Published: October 23, 2009
Crown stripes, eye-lines, whisker marks - head patterns are some of the most complex, and some of the most useful, plumage features on birds.
FEATHER FUNDAMENTALS: The basic feather groups outlined at upper left closely match not only the bold markings on the Savannah Sparrow (bottom left) but also the subtle pattern visible on the Dark-eyed Junco (right).
Art by David Allen Sibley
Identification of many species comes down to details of head pattern, so it's a good idea to familiarize yourself with them. This may sound daunting, but it's not. Head patterns are based on fundamental feather arrangements that are similar on all birds and nearly identical on all songbirds. If you learn the head pattern of a White-crowned Sparrow, House Sparrow, or other common species, you will be able to apply that knowledge to any other species.
As shown in the paintings at right, songbird head patterns almost always follow the contours of five feather groups that originate at the base of the bill and radiate back to the neck. The crown feathers cover the top of the head, and the throat feathers cover the bottom. In between, the feathers on each side of the head form three strips.

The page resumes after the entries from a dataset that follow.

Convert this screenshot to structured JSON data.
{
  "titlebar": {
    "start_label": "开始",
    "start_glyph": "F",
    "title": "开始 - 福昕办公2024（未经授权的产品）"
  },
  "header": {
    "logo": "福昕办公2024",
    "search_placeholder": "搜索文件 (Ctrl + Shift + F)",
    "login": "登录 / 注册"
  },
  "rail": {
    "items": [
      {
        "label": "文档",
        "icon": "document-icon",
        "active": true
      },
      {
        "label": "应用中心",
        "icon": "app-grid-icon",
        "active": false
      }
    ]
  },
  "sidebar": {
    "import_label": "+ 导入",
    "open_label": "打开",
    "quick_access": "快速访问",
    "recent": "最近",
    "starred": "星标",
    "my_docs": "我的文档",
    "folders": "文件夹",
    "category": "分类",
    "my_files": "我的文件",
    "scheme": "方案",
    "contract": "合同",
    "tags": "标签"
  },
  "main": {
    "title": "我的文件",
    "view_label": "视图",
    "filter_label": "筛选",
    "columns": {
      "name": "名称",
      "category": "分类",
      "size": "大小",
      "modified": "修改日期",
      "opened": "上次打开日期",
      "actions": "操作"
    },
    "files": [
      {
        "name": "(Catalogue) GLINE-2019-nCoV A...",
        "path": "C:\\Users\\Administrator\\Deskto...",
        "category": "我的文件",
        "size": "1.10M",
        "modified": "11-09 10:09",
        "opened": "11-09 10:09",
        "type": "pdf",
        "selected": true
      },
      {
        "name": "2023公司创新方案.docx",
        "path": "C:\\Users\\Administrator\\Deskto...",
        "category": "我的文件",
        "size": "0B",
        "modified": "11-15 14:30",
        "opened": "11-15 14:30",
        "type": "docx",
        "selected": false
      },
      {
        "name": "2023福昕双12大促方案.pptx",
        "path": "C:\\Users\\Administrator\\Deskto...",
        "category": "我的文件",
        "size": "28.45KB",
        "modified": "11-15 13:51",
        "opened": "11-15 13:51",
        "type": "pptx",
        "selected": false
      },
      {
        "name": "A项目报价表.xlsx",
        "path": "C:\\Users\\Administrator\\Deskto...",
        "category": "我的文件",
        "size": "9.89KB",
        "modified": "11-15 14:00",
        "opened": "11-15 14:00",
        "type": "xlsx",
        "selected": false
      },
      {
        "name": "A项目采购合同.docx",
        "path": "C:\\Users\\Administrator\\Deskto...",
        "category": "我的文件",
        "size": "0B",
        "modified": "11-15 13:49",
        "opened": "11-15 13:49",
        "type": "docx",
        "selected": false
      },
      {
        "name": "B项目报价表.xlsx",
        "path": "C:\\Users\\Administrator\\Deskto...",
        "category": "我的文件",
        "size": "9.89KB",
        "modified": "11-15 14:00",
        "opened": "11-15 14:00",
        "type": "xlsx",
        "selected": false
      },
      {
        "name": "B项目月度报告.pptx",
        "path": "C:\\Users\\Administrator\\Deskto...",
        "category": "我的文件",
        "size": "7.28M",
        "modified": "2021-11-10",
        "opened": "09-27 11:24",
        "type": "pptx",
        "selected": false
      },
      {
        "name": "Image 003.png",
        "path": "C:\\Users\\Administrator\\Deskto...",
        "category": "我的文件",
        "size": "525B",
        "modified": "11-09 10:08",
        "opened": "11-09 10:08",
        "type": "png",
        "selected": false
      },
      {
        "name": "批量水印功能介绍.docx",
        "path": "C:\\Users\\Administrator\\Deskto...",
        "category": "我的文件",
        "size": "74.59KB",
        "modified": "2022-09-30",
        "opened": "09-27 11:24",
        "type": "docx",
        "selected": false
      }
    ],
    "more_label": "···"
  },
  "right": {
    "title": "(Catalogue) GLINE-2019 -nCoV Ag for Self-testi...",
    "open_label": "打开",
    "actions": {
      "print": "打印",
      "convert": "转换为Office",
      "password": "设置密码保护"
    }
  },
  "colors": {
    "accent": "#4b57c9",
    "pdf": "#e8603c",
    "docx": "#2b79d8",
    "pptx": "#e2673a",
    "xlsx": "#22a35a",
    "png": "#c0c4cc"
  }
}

Below the crown and above the eye on each side are the eyebrows, or supercilia. (The singular form of the word is supercilium.) Because some or all of these feathers are often pale, they frequently contrast with the feathers above and below them, forming the eyebrow stripe shown by many species.
Below the eye and above the gape are the cheeks, an area that includes the lores, between the eye and the bill, and the auriculars, or ear coverts, behind the eye. Dark stripes are common along the upper or lower edges of the cheeks. They are called the eyestripe and the moustachial stripe, respectively.
Between the cheeks and the throat on each side, following the sides of the lower jaw, is a discrete strip of feathers often referred to as the malar, or submoustachial stripe. You could call it the lower jaw feathers. It often forms a pale stripe between the dark borders of the cheeks above and throat below.
Knowing the terminology is less important than knowing the structure, so feel free to use whatever terms you're comfortable with. The best way to learn is to watch birds at close range and see how the feathers fit together. Bird feeders provide a fantastic opportunity.
When juncos, sparrows, finches, jays, chickadees, or other common birds arrive in your yard, make time for some close and detailed study. Use your binoculars or even a telescope. Look for the subtle creases or differences in feather orientation that mark the edges of feather groups. Check out the sizes and shapes of feathers around the eyes and bill. Notice how the pale eyebrow, which is so prominent on a White-crowned or White-throated Sparrow, can also be detected on a Dark-eyed Junco. See how the shape of the base of the bill is related to the feather groups.
You will be improving your birding skills and enjoying the birds at your feeder all at the same time.
David Allen Sibley is the author of The Sibley Guide to Birds, Sibley's Birding Basics, and Sibley guides to birds of eastern and western North America.|
Read more by David Allen Sibley.